It is projected that by 2019, 7.8 million beneficiaries will be paying the higher Part B premiums and of that group, 4.2 million will pay the higher Part D premiums. Kaiser estimated the combined premium in 2019 would be $299 to $683 a month, depending on income.
However, typical Medicare beneficiaries, those below the $85,000/$170,000 income threshold, will pay less for their premiums since the the law closes the “doughnut hole,” the coverage gap in prescription benefits, by 2020. The National Council on Aging estimates the savings could reach $1,800 for some beneficiaries.
Also, both Medicaid and Medicare beneficiaries will qualify for more free preventive care, such as a yearly wellness visit, vaccinations and colorectal screenings, starting Jan. 1.
What if my employer covers me already?
About 57 percent of Americans have health insurance through an employer with fewer than 200 employees, and those who are covered do not have to purchase a new plan on Kynect. If your employer’s plan covers less than 60 percent of allowed medical expenses, or costs you more than 9.5 percent of your household income, you can shop on the exchange.

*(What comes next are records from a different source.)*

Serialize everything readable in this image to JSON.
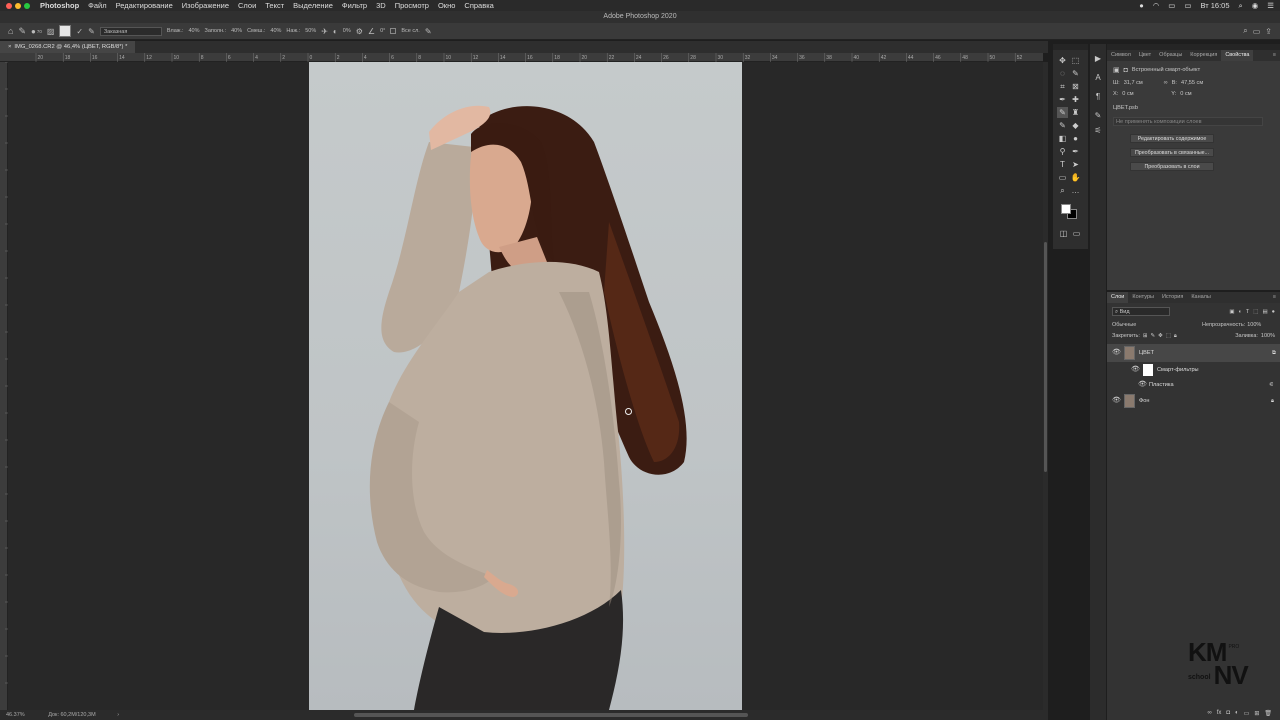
{
  "menubar": {
    "app": "Photoshop",
    "items": [
      "Файл",
      "Редактирование",
      "Изображение",
      "Слои",
      "Текст",
      "Выделение",
      "Фильтр",
      "3D",
      "Просмотр",
      "Окно",
      "Справка"
    ],
    "clock": "Вт 16:05"
  },
  "window_title": "Adobe Photoshop 2020",
  "options_bar": {
    "brush_size": "70",
    "mode": "Заказная",
    "flow_label": "Влаж.:",
    "flow_value": "40%",
    "fill_label": "Заполн.:",
    "fill_value": "40%",
    "mix_label": "Смеш.:",
    "mix_value": "40%",
    "pressure_label": "Наж.:",
    "pressure_value": "50%",
    "angle_value": "0%",
    "angle2": "0°",
    "all_layers": "Все сл."
  },
  "document": {
    "tab_title": "IMG_0268.CR2 @ 46,4% (ЦВЕТ, RGB/8*) *",
    "zoom": "46.37%",
    "doc_info": "Док: 60,2M/120,3M"
  },
  "ruler_top_labels": [
    "20",
    "18",
    "16",
    "14",
    "12",
    "10",
    "8",
    "6",
    "4",
    "2",
    "0",
    "2",
    "4",
    "6",
    "8",
    "10",
    "12",
    "14",
    "16",
    "18",
    "20",
    "22",
    "24",
    "26",
    "28",
    "30",
    "32",
    "34",
    "36",
    "38",
    "40",
    "42",
    "44",
    "46",
    "48",
    "50",
    "52"
  ],
  "properties_panel": {
    "tabs": [
      "Символ",
      "Цвет",
      "Образцы",
      "Коррекция",
      "Свойства"
    ],
    "active_tab": "Свойства",
    "object_type": "Встроенный смарт-объект",
    "w_label": "Ш:",
    "w_value": "31,7 см",
    "h_label": "В:",
    "h_value": "47,55 см",
    "x_label": "X:",
    "x_value": "0 см",
    "y_label": "Y:",
    "y_value": "0 см",
    "file": "ЦВЕТ.psb",
    "comps_placeholder": "Не применять композиции слоев",
    "buttons": [
      "Редактировать содержимое",
      "Преобразовать в связанные...",
      "Преобразовать в слои"
    ]
  },
  "layers_panel": {
    "tabs": [
      "Слои",
      "Контуры",
      "История",
      "Каналы"
    ],
    "active_tab": "Слои",
    "filter": "Вид",
    "blend_mode": "Обычные",
    "opacity_label": "Непрозрачность:",
    "opacity": "100%",
    "lock_label": "Закрепить:",
    "fill_label": "Заливка:",
    "fill": "100%",
    "layers": [
      {
        "name": "ЦВЕТ"
      },
      {
        "name": "Смарт-фильтры"
      },
      {
        "name": "Пластика"
      },
      {
        "name": "Фон"
      }
    ]
  },
  "watermark": {
    "line1": "KM",
    "line2": "school",
    "line3": "NV",
    "sub": "PRO"
  }
}
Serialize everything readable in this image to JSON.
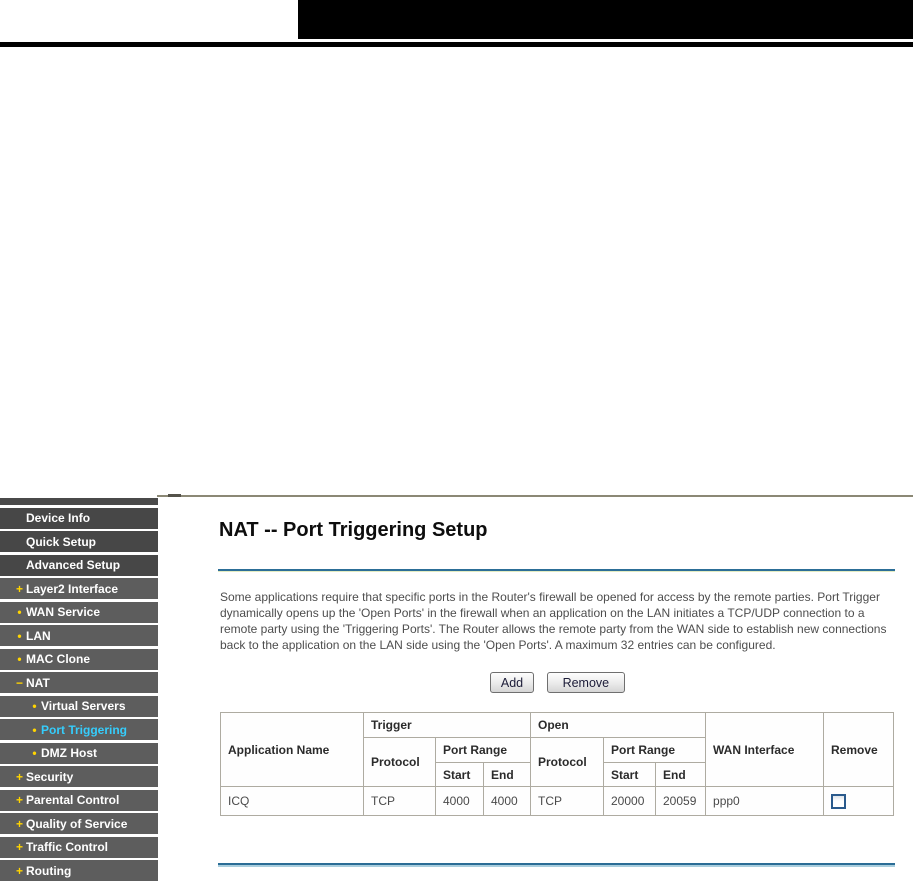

Over the past 10 years, employers have been shifting more health costs to employees. Worker contributions increased 89 percent during the decade, and are 14 percent higher than in 2009, Kaiser Health News reports. So, while the nature of your work plan may be changing, this is not a direct result of the health law.
If you aren’t covered by your employer or if your employer decides to drop your coverage, you must obtain coverage or face a penalty. Religious conscience and hardship exemptions to this mandated coverage exist, and you will need to complete an application to request such an exemption.
What if I’m an employer?
Steve Wilson, senior vice president of Benefit Insurance Marketing in Lexington, said in an email that employers with fewer than 50 employees are facing 2014 premium increases that may lead them to drop coverage for their employees.
Wilson said unless companies act quickly to renew early based on 2013 underwriting rules, the average 2014 renewal for his company’s small business clients will increase 63 percent. He said his clients represent a broad range of industries that will, on average, pay $3,508 more per employee for coverage next year.
On the other hand, a study by the RAND Corp. says Obamacare could alleviate some of the difficulties for small employers by putting their employees into a single risk pool. The study predicts that the number of workers offered coverage will increase after the reform, mainly because more small businesses will offer coverage.
If you have a small business with 25 or fewer employees, there may be significant tax credits available through Kynect to help cover the cost of insurance.
Kentucky Health News is an independent news service of the Institute for Rural Journalism and Community Issues, based in the School of Journalism and Telecommunications at the University of Kentucky, with support from the Foundation for a Healthy Kentucky.